_WHAT TO WORK ON_.
Report every line of the data where the string "para" appears.

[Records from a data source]
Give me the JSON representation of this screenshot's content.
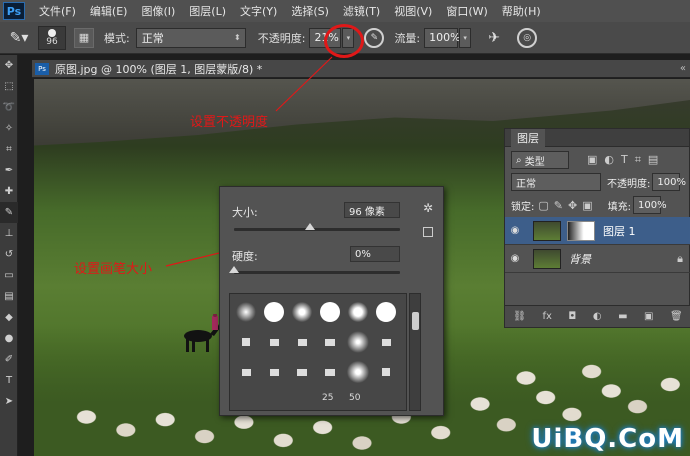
{
  "menu": {
    "logo": "Ps",
    "items": [
      "文件(F)",
      "编辑(E)",
      "图像(I)",
      "图层(L)",
      "文字(Y)",
      "选择(S)",
      "滤镜(T)",
      "视图(V)",
      "窗口(W)",
      "帮助(H)"
    ]
  },
  "options": {
    "brush_size": "96",
    "mode_label": "模式:",
    "mode_value": "正常",
    "opacity_label": "不透明度:",
    "opacity_value": "21%",
    "flow_label": "流量:",
    "flow_value": "100%"
  },
  "document": {
    "title": "原图.jpg @ 100% (图层 1, 图层蒙版/8) *"
  },
  "brush_popup": {
    "size_label": "大小:",
    "size_value": "96 像素",
    "hardness_label": "硬度:",
    "hardness_value": "0%",
    "size_level": 0.46,
    "hardness_level": 0.0,
    "labels": [
      "25",
      "50"
    ]
  },
  "annotations": {
    "opacity": "设置不透明度",
    "size": "设置画笔大小"
  },
  "layers_panel": {
    "tab": "图层",
    "filter_kind": "类型",
    "blend_mode": "正常",
    "opacity_label": "不透明度:",
    "opacity_value": "100%",
    "lock_label": "锁定:",
    "fill_label": "填充:",
    "fill_value": "100%",
    "layers": [
      {
        "name": "图层 1",
        "has_mask": true,
        "selected": true
      },
      {
        "name": "背景",
        "has_mask": false,
        "locked": true
      }
    ]
  },
  "watermark": "UiBQ.CoM"
}
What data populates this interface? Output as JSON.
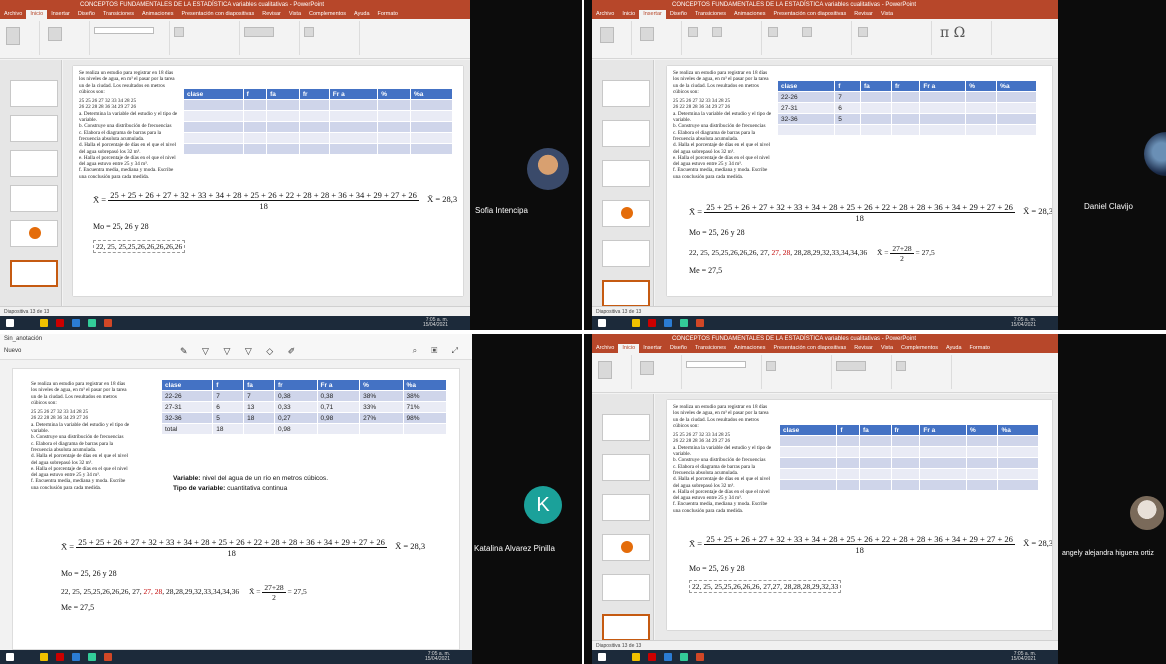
{
  "ppt": {
    "title": "CONCEPTOS FUNDAMENTALES DE LA ESTADÍSTICA variables cualitativas - PowerPoint",
    "tabs": [
      "Archivo",
      "Inicio",
      "Insertar",
      "Diseño",
      "Transiciones",
      "Animaciones",
      "Presentación con diapositivas",
      "Revisar",
      "Vista",
      "Complementos",
      "Ayuda",
      "Formato"
    ],
    "search": "¿Qué desea hacer?",
    "share": "Compartir",
    "status_left": "Diapositiva 13 de 13",
    "notes": "Notas",
    "comments": "Comentarios"
  },
  "problem": {
    "intro": "Se realiza un estudio para registrar en 18 días los niveles de agua, en m³ el pasar por la tarea un de la ciudad. Los resultados en metros cúbicos son:",
    "row1": "25   25   26   27   32   33   34   28   25",
    "row2": "26   22   28   28   36   34   29   27   26",
    "items": [
      "a.  Determina la variable del estudio y el tipo de variable.",
      "b.  Construye una distribución de frecuencias",
      "c.  Elabora el diagrama de barras para la frecuencia absoluta acumulada.",
      "d.  Halla el porcentaje de días en el que el nivel del agua sobrepasó los 32 m³.",
      "e.  Halla el porcentaje de días en el que el nivel del agua estuvo entre 25 y 34 m³.",
      "f.  Encuentra media, mediana y moda. Escribe una conclusión para cada medida."
    ]
  },
  "table": {
    "headers": [
      "clase",
      "f",
      "fa",
      "fr",
      "Fr a",
      "%",
      "%a"
    ],
    "tile2_rows": [
      [
        "22-26",
        "7"
      ],
      [
        "27-31",
        "6"
      ],
      [
        "32-36",
        "5"
      ]
    ],
    "tile3_rows": [
      [
        "22-26",
        "7",
        "7",
        "0,38",
        "0,38",
        "38%",
        "38%"
      ],
      [
        "27-31",
        "6",
        "13",
        "0,33",
        "0,71",
        "33%",
        "71%"
      ],
      [
        "32-36",
        "5",
        "18",
        "0,27",
        "0,98",
        "27%",
        "98%"
      ],
      [
        "total",
        "18",
        "",
        "0,98",
        "",
        "",
        ""
      ]
    ]
  },
  "formulas": {
    "mean_lhs": "X̄ =",
    "mean_num": "25 + 25 + 26 + 27 + 32 + 33 + 34 + 28 + 25 + 26 + 22 + 28 + 28 + 36 + 34 + 29 + 27 + 26",
    "mean_den": "18",
    "mean_rhs": "X̄ = 28,3",
    "mode": "Mo = 25, 26 y 28",
    "sorted_short": "22, 25, 25,25,26,26,26,26,26",
    "sorted_start": "22, 25, 25,25,26,26,26, 27, ",
    "sorted_red": "27, 28",
    "sorted_end": ", 28,28,29,32,33,34,34,36",
    "sorted_t4": "22, 25, 25,25,26,26,26, 27,27, 28,28,28,29,32,33",
    "median_lhs": "X̄ =",
    "median_num": "27+28",
    "median_den": "2",
    "median_rhs": "= 27,5",
    "median": "Me = 27,5"
  },
  "annotations": {
    "variable_label": "Variable:",
    "variable_text": " nivel del agua de un río en metros cúbicos.",
    "type_label": "Tipo de variable:",
    "type_text": " cuantitativa continua"
  },
  "participants": {
    "p1": "Sofia Intencipa",
    "p2": "Daniel Clavijo",
    "p3": "Katalina Alvarez Pinilla",
    "p3_initial": "K",
    "p4": "angely alejandra higuera ortiz"
  },
  "pdf": {
    "title": "Sin_anotación",
    "sub": "Nuevo"
  },
  "taskbar": {
    "time": "7:05 a. m.",
    "date": "15/04/2021"
  }
}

_WRITTEN RESPONSE_.
    "intro": "Se realiza un estudio para registrar en 18 días los niveles de agua, en m³ el pasar por la tarea un de la ciudad. Los resultados en metros cúbicos son:",
      "c.  Elabora el diagrama de barras para la frecuencia absoluta acumulada.",
      "f.  Encuentra media, mediana y moda. Escribe una conclusión para cada medida."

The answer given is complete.